Week ending 22nd May 2020.

World Markets at a Glance

As you can see from the accompanying table, with the exception of Hong Kong and China, global equity markets rose strongly over the week – which more than recouped the previous week’s losses and clearly highlights the benefits of taking a long-term approach to investing.  For a full explanation of why time in the market is more important than trying to time the market for long-term investment returns please see here.

This may seem bemusing given yesterday’s (21 May 2020) and today’s (22 May 2020) negative economic data and newsflow:  US job losses have now totalled 38.6m in the past 10 weeks; and the escalating war of words between the US and China over coronavirus, Taiwan and Hong Kong (please see here).

However, the media tends to overcomplicate everything, when getting back to basics is the answer.

While the week’s economic data and newsflow has given us plenty to write about in our daily updates, and while not dismissing the potential impact on Hong Kong and its residents, equity markets’ main focus is on the economic impact of the coronavirus – and so far, while US unemployment has risen dramatically, as we explained on Wednesday (20 May 2020 – please see here), there’s little evidence to date that households are facing solvency issues.  Additionally, we learnt from the global financial crisis in 2008/9 that governments and the major central banks had to return several times with larger stimulus packages before confidence started to return – and it is highly likely that Donald Trump will provide further stimulus given the US Presidential elections in November.

Furthermore, Anthony Fauci, America’s infectious disease expert said he was supportive of the US reopening its economy and expressed optimism about Moderna’s potential vaccine – and of course, a vaccine will speed up the global economic recovery.

This coming week, once again we will be keenly awaiting and analysing the weekly US jobless claims on Thursday (28 May 2020) – especially the continuing claims data, for clues if laid-off workers are being re-employed.

Other key US data releases include: the Chicago Fed national activity index; new home sales; the Fed’s Beige Book; and the Fed’s preferred inflation measure, the PCE.

Elsewhere we have Eurozone CPI; Chinese PMI; and Japanese retail sales – so be sure to keep reading our daily updates to stay on top of our thoughts and views for all these market moving events.

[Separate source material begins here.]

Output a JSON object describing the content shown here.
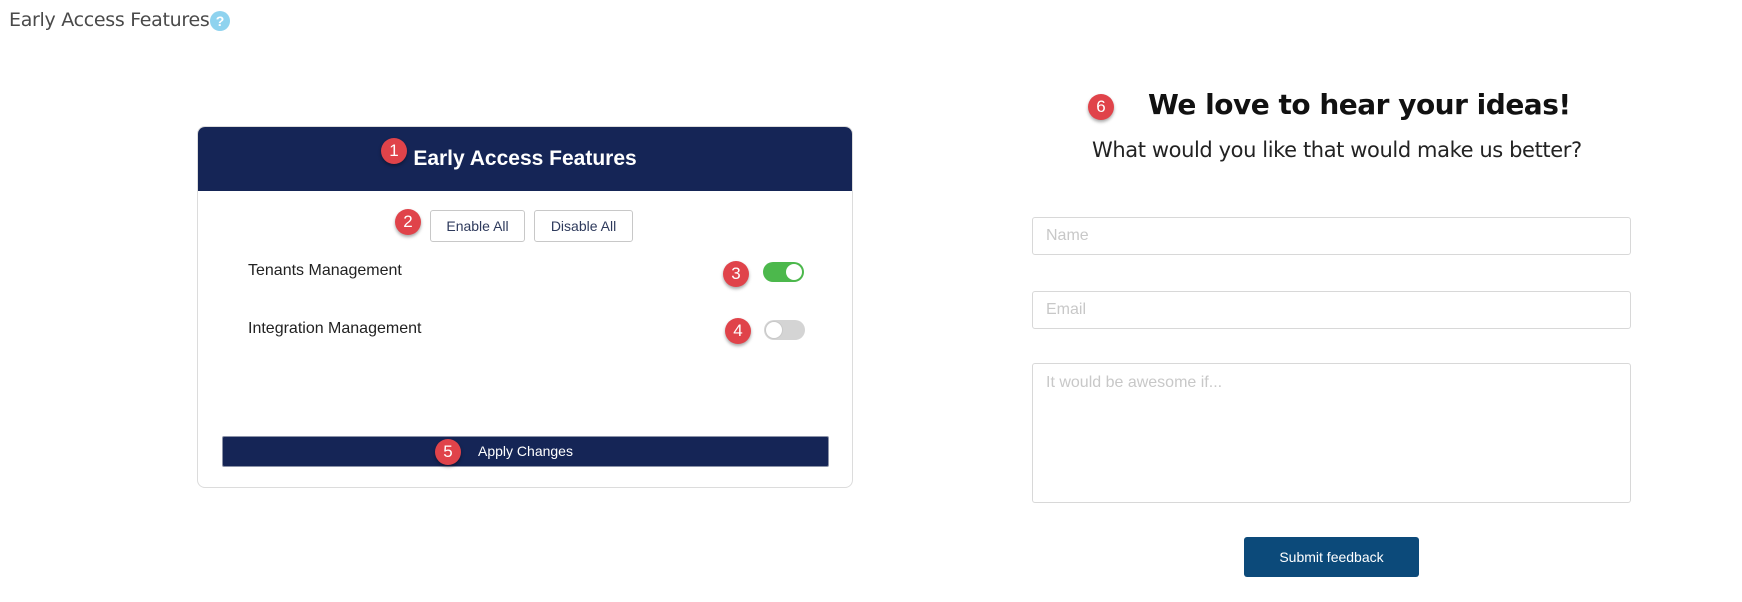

Investment Management Team

Tuesday 26th May 2020

Despite escalating geopolitical risks equity markets have opened higher this morning with the FTSE-100 currently up around 90 points, or 1.50%.

Donald Trump’s aggressive attitude with China, has prompted China to warn the US that it risks pushing the world’s two largest economies into a “new Cold War”.

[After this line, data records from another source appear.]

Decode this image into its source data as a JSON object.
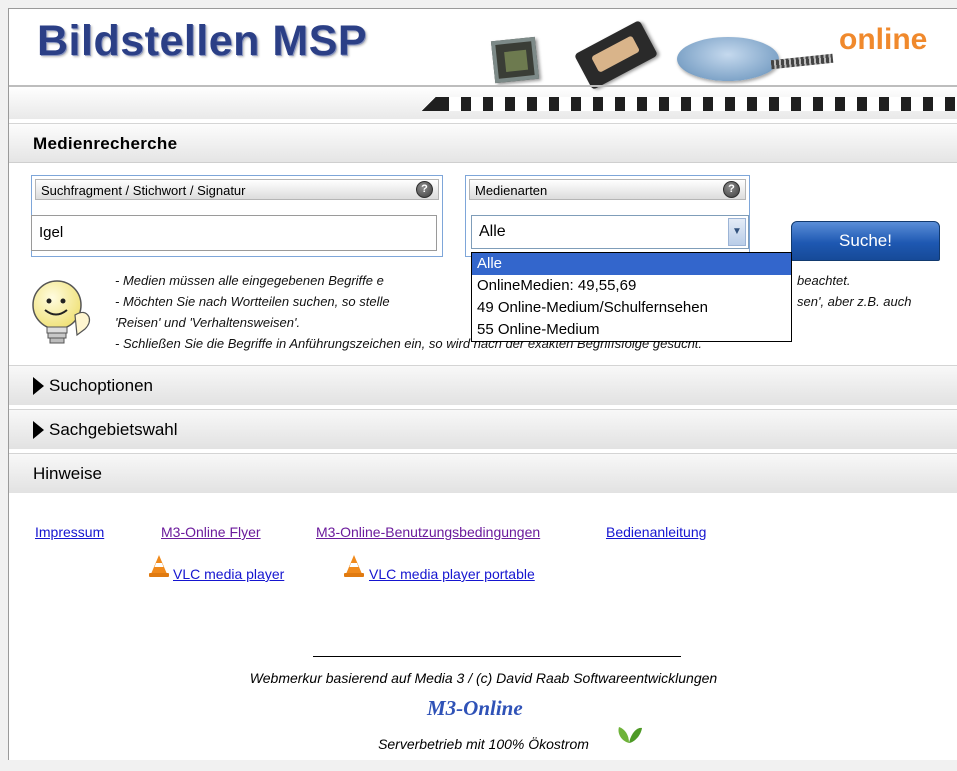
{
  "banner": {
    "title": "Bildstellen MSP",
    "suffix": "online"
  },
  "section": {
    "title": "Medienrecherche"
  },
  "search": {
    "label": "Suchfragment / Stichwort / Signatur",
    "help": "?",
    "value": "Igel"
  },
  "media_types": {
    "label": "Medienarten",
    "help": "?",
    "selected": "Alle",
    "options": [
      "Alle",
      "OnlineMedien: 49,55,69",
      "49 Online-Medium/Schulfernsehen",
      "55 Online-Medium"
    ]
  },
  "search_button": "Suche!",
  "tips": {
    "l1a": "- Medien müssen alle eingegebenen Begriffe e",
    "l1b": "beachtet.",
    "l2a": "- Möchten Sie nach Wortteilen suchen, so stelle",
    "l2b": "sen', aber z.B. auch",
    "l3": "'Reisen' und 'Verhaltensweisen'.",
    "l4": "- Schließen Sie die Begriffe in Anführungszeichen ein, so wird nach der exakten Begriffsfolge gesucht."
  },
  "accordion": {
    "options": "Suchoptionen",
    "subjects": "Sachgebietswahl",
    "notes": "Hinweise"
  },
  "links": {
    "impressum": "Impressum",
    "flyer": "M3-Online Flyer",
    "terms": "M3-Online-Benutzungsbedingungen",
    "manual": "Bedienanleitung",
    "vlc": "VLC media player",
    "vlc_portable": "VLC media player portable"
  },
  "footer": {
    "credit": "Webmerkur basierend auf Media 3 / (c) David Raab Softwareentwicklungen",
    "logo": "M3-Online",
    "eco": "Serverbetrieb mit 100% Ökostrom"
  },
  "colors": {
    "banner_title": "#2b3f86",
    "banner_online": "#f0892c",
    "accent_blue": "#3366cc",
    "link_blue": "#1515d0",
    "link_purple": "#6b1a9c"
  },
  "icons": [
    "help-icon",
    "dropdown-arrow-icon",
    "lightbulb-icon",
    "triangle-right-icon",
    "vlc-cone-icon",
    "leaf-icon"
  ]
}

However, as we have previously stated, Donald Trump’s hardline stance towards China resonates with American voters angry about Chinese trade and now the coronavirus outbreak – suggesting we can expect more anti-China rhetoric in the run-up to the US Presidential elections in November.

Consequently, it is better to focus on the economic recovery as more countries start to reopen their economies given the slowing coronavirus infections and deaths – for example, Japan, the world’s third largest economy, reopened yesterday, Monday 25 May 2020.

Reinforcing this view, travel and retail companies are among today’s best performing equities as these companies should benefit from the unprecedented level of global stimulus and economic reopenings.  For example, within travel and leisure, both IAG (the owner of British Airways) and easyJet are up 20%, Carnival Cruises is up 12% and Whitbread (the owner of Premier Inns) is up 14%; while in the retail sector JD Sports is up 11% and Next (held in client portfolios) is up 7%.

That does not mean we are ignoring these geopolitical risks, or the potential for a second wave of infections, but equity markets are heartless and it will need more than the current level of US/China bombastic rhetoric to curb enthusiasm surrounding the economic reopenings and potential coronavirus vaccine developments.  Having said that, we like to invest with your long-term interests in mind by focusing on risk management and capital preservation, and we currently have a marginally cautious stance with a slightly higher than normal level of cash (including liquidity funds).

Investment Management Team